*INSTRUCTIONS FOR THE TASK*
Keep every word of the entries and print them exactly; the pictures stay out.

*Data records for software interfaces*
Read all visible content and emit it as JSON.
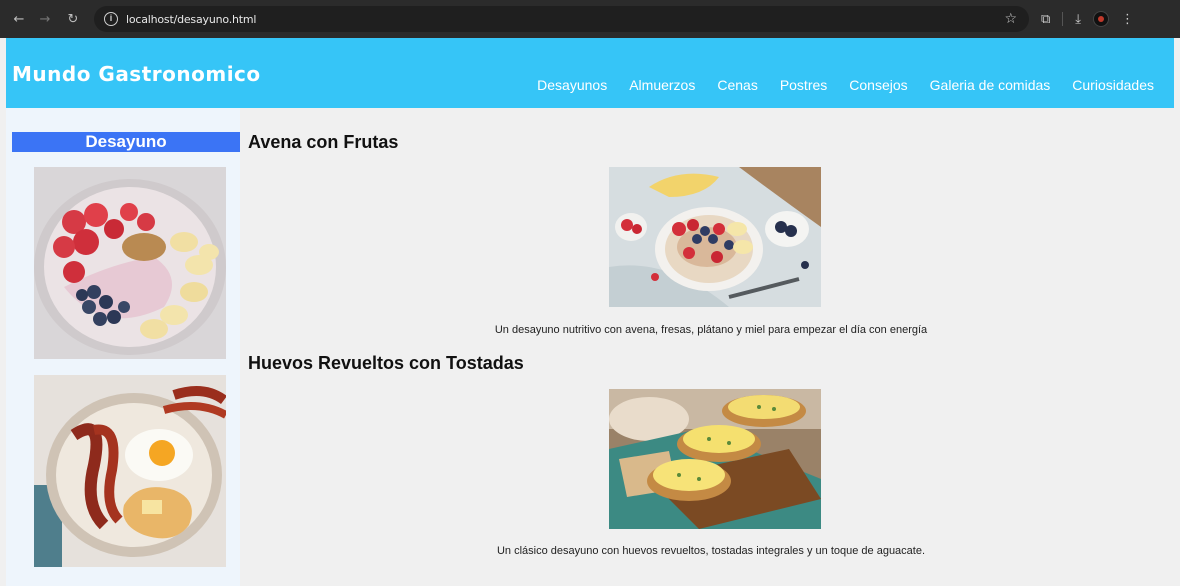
{
  "browser": {
    "url": "localhost/desayuno.html",
    "back_glyph": "←",
    "forward_glyph": "→",
    "reload_glyph": "↻",
    "info_glyph": "i",
    "star_glyph": "☆",
    "extensions_glyph": "⧉",
    "download_glyph": "⤓",
    "menu_glyph": "⋮"
  },
  "header": {
    "logo": "Mundo Gastronomico",
    "background": "#36c5f7",
    "menu": [
      {
        "label": "Desayunos"
      },
      {
        "label": "Almuerzos"
      },
      {
        "label": "Cenas"
      },
      {
        "label": "Postres"
      },
      {
        "label": "Consejos"
      },
      {
        "label": "Galeria de comidas"
      },
      {
        "label": "Curiosidades"
      }
    ]
  },
  "sidebar": {
    "title": "Desayuno",
    "title_color": "#3b74f5",
    "images": [
      {
        "icon": "yogurt-bowl-image"
      },
      {
        "icon": "bacon-egg-plate-image"
      }
    ]
  },
  "main": {
    "articles": [
      {
        "title": "Avena con Frutas",
        "caption": "Un desayuno nutritivo con avena, fresas, plátano y miel para empezar el día con energía",
        "icon": "oatmeal-fruit-image"
      },
      {
        "title": "Huevos Revueltos con Tostadas",
        "caption": "Un clásico desayuno con huevos revueltos, tostadas integrales y un toque de aguacate.",
        "icon": "scrambled-eggs-toast-image"
      }
    ]
  }
}
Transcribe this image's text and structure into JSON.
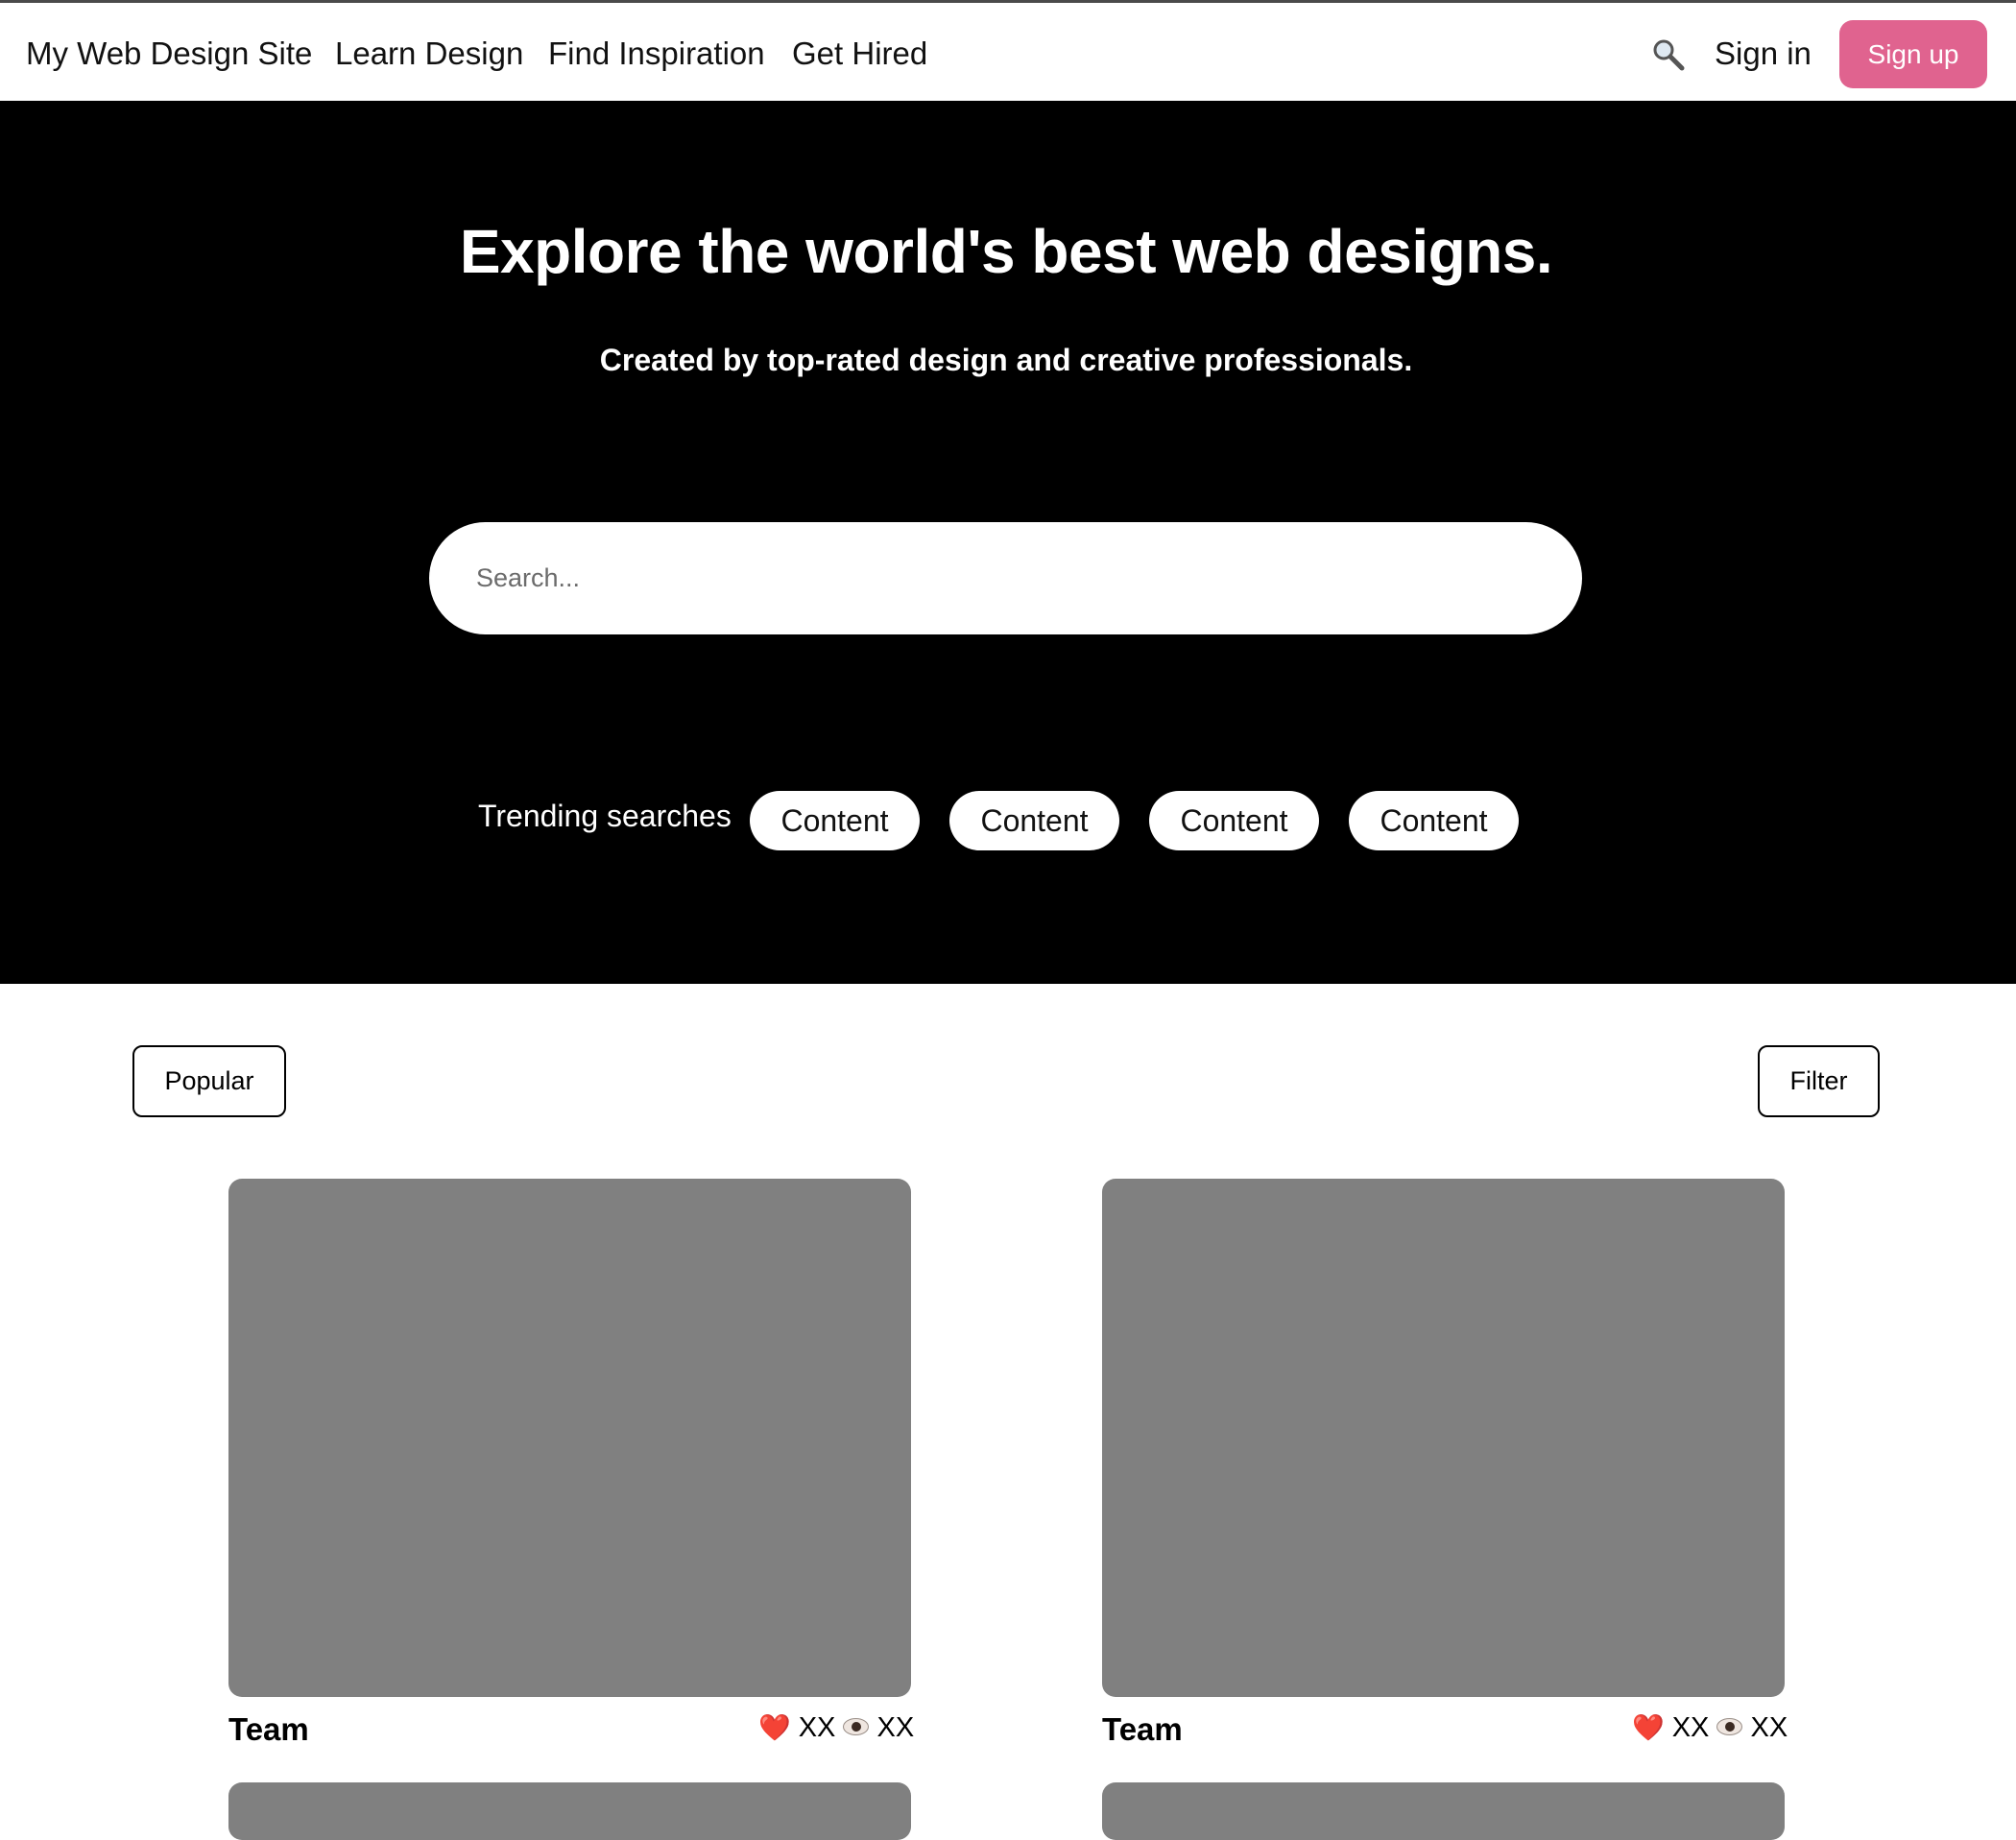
{
  "header": {
    "site_name": "My Web Design Site",
    "nav": [
      "Learn Design",
      "Find Inspiration",
      "Get Hired"
    ],
    "search_icon": "search-icon",
    "sign_in": "Sign in",
    "sign_up": "Sign up",
    "accent_color": "#e0638f"
  },
  "hero": {
    "title": "Explore the world's best web designs.",
    "subtitle": "Created by top-rated design and creative professionals.",
    "search_placeholder": "Search...",
    "trending_label": "Trending searches",
    "trending": [
      "Content",
      "Content",
      "Content",
      "Content"
    ]
  },
  "toolbar": {
    "sort_label": "Popular",
    "filter_label": "Filter"
  },
  "cards": [
    {
      "title": "Team",
      "likes": "XX",
      "views": "XX"
    },
    {
      "title": "Team",
      "likes": "XX",
      "views": "XX"
    },
    {
      "title": "",
      "likes": "",
      "views": ""
    },
    {
      "title": "",
      "likes": "",
      "views": ""
    }
  ]
}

*SOLUTION FOR THIS EXERCISE*
Read all visible content and emit it as JSON.
{
  "browser": {
    "url": "localhost/desayuno.html",
    "back_glyph": "←",
    "forward_glyph": "→",
    "reload_glyph": "↻",
    "info_glyph": "i",
    "star_glyph": "☆",
    "extensions_glyph": "⧉",
    "download_glyph": "⤓",
    "menu_glyph": "⋮"
  },
  "header": {
    "logo": "Mundo Gastronomico",
    "background": "#36c5f7",
    "menu": [
      {
        "label": "Desayunos"
      },
      {
        "label": "Almuerzos"
      },
      {
        "label": "Cenas"
      },
      {
        "label": "Postres"
      },
      {
        "label": "Consejos"
      },
      {
        "label": "Galeria de comidas"
      },
      {
        "label": "Curiosidades"
      }
    ]
  },
  "sidebar": {
    "title": "Desayuno",
    "title_color": "#3b74f5",
    "images": [
      {
        "icon": "yogurt-bowl-image"
      },
      {
        "icon": "bacon-egg-plate-image"
      }
    ]
  },
  "main": {
    "articles": [
      {
        "title": "Avena con Frutas",
        "caption": "Un desayuno nutritivo con avena, fresas, plátano y miel para empezar el día con energía",
        "icon": "oatmeal-fruit-image"
      },
      {
        "title": "Huevos Revueltos con Tostadas",
        "caption": "Un clásico desayuno con huevos revueltos, tostadas integrales y un toque de aguacate.",
        "icon": "scrambled-eggs-toast-image"
      }
    ]
  }
}
Transcribe this image's text and structure into JSON.
{
  "header": {
    "site_name": "My Web Design Site",
    "nav": [
      "Learn Design",
      "Find Inspiration",
      "Get Hired"
    ],
    "search_icon": "search-icon",
    "sign_in": "Sign in",
    "sign_up": "Sign up",
    "accent_color": "#e0638f"
  },
  "hero": {
    "title": "Explore the world's best web designs.",
    "subtitle": "Created by top-rated design and creative professionals.",
    "search_placeholder": "Search...",
    "trending_label": "Trending searches",
    "trending": [
      "Content",
      "Content",
      "Content",
      "Content"
    ]
  },
  "toolbar": {
    "sort_label": "Popular",
    "filter_label": "Filter"
  },
  "cards": [
    {
      "title": "Team",
      "likes": "XX",
      "views": "XX"
    },
    {
      "title": "Team",
      "likes": "XX",
      "views": "XX"
    },
    {
      "title": "",
      "likes": "",
      "views": ""
    },
    {
      "title": "",
      "likes": "",
      "views": ""
    }
  ]
}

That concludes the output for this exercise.